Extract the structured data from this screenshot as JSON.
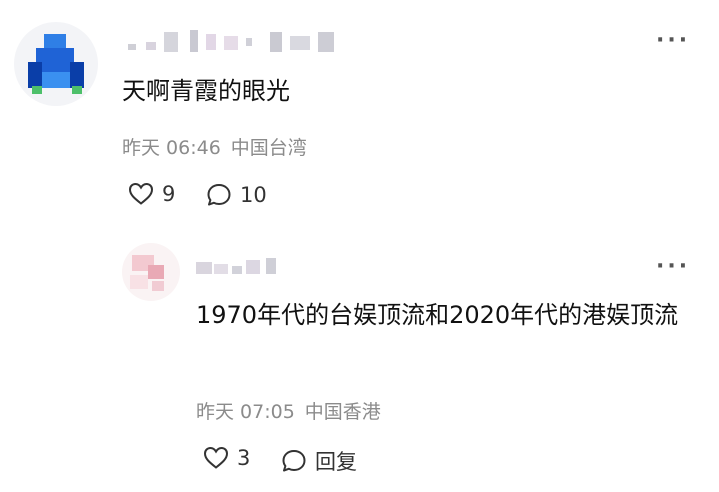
{
  "comments": [
    {
      "username": "",
      "content": "天啊青霞的眼光",
      "time": "昨天 06:46",
      "location": "中国台湾",
      "likes": "9",
      "replies": "10",
      "more_icon": "more-dots-icon",
      "avatar_colors": [
        "#1f63d6",
        "#2e8be8",
        "#0a3ea8",
        "#4dc06a"
      ]
    },
    {
      "username": "",
      "content": "1970年代的台娱顶流和2020年代的港娱顶流",
      "time": "昨天 07:05",
      "location": "中国香港",
      "likes": "3",
      "reply_label": "回复",
      "more_icon": "more-dots-icon",
      "avatar_colors": [
        "#f3c9d0",
        "#e9a9b5",
        "#f8e1e5"
      ]
    }
  ],
  "icons": {
    "like": "heart-outline-icon",
    "comment": "speech-bubble-icon"
  }
}
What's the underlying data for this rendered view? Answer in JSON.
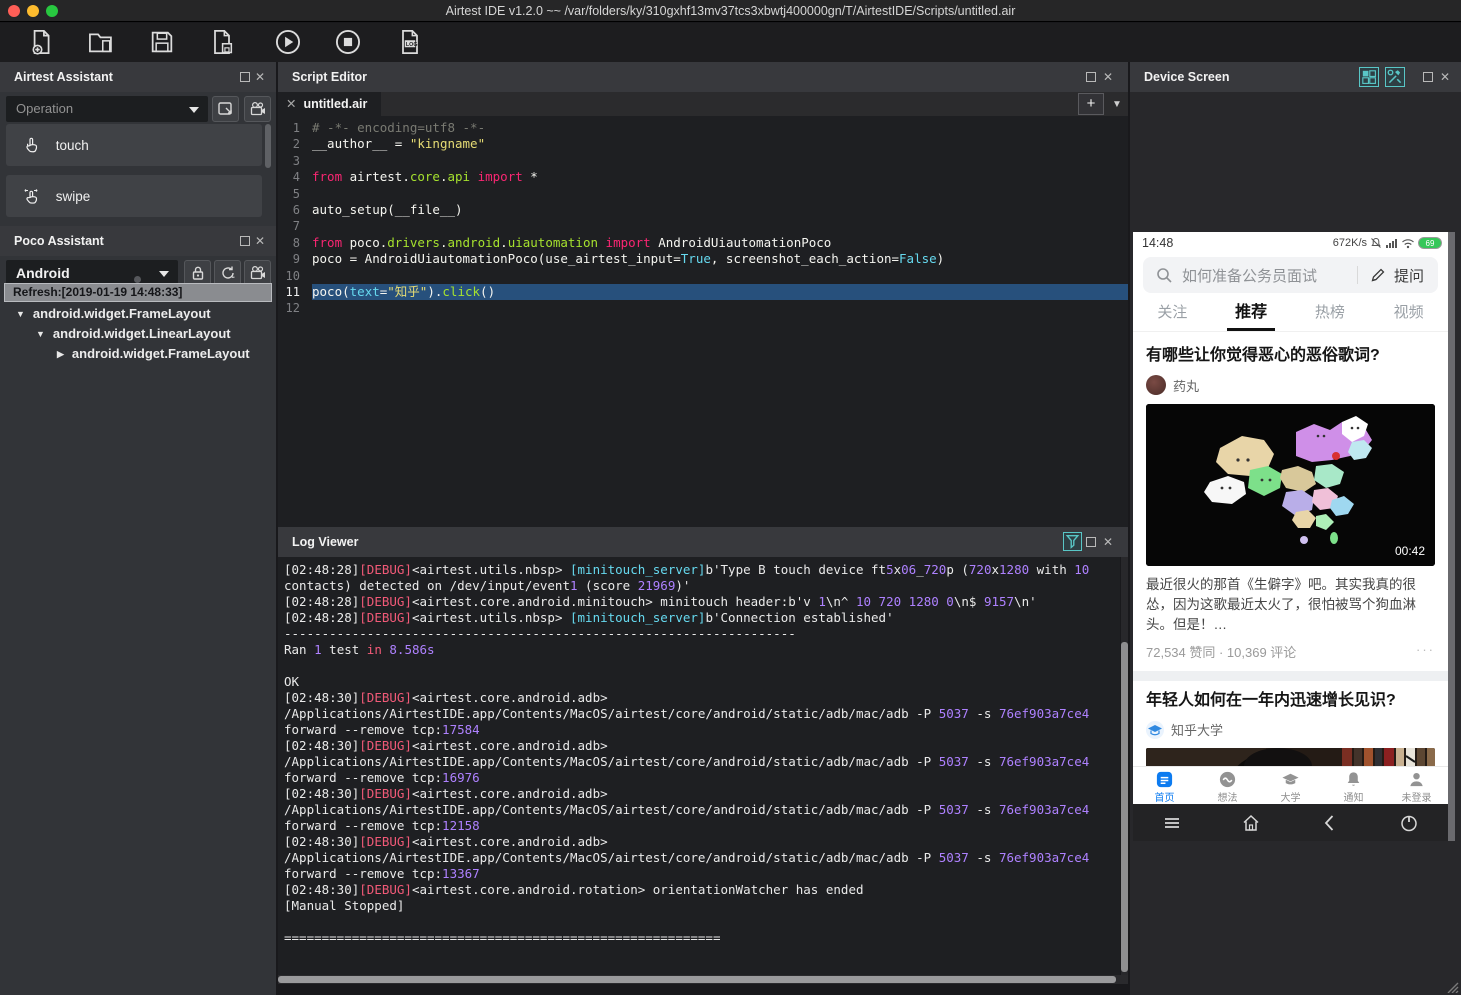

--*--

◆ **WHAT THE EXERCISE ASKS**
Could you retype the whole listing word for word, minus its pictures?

◆ **TASK RESULT**
Extract the structured data from this screenshot as JSON.
{
  "comments": [
    {
      "username": "",
      "content": "天啊青霞的眼光",
      "time": "昨天 06:46",
      "location": "中国台湾",
      "likes": "9",
      "replies": "10",
      "more_icon": "more-dots-icon",
      "avatar_colors": [
        "#1f63d6",
        "#2e8be8",
        "#0a3ea8",
        "#4dc06a"
      ]
    },
    {
      "username": "",
      "content": "1970年代的台娱顶流和2020年代的港娱顶流",
      "time": "昨天 07:05",
      "location": "中国香港",
      "likes": "3",
      "reply_label": "回复",
      "more_icon": "more-dots-icon",
      "avatar_colors": [
        "#f3c9d0",
        "#e9a9b5",
        "#f8e1e5"
      ]
    }
  ],
  "icons": {
    "like": "heart-outline-icon",
    "comment": "speech-bubble-icon"
  }
}
What's the underlying data for this rendered view? Answer in JSON.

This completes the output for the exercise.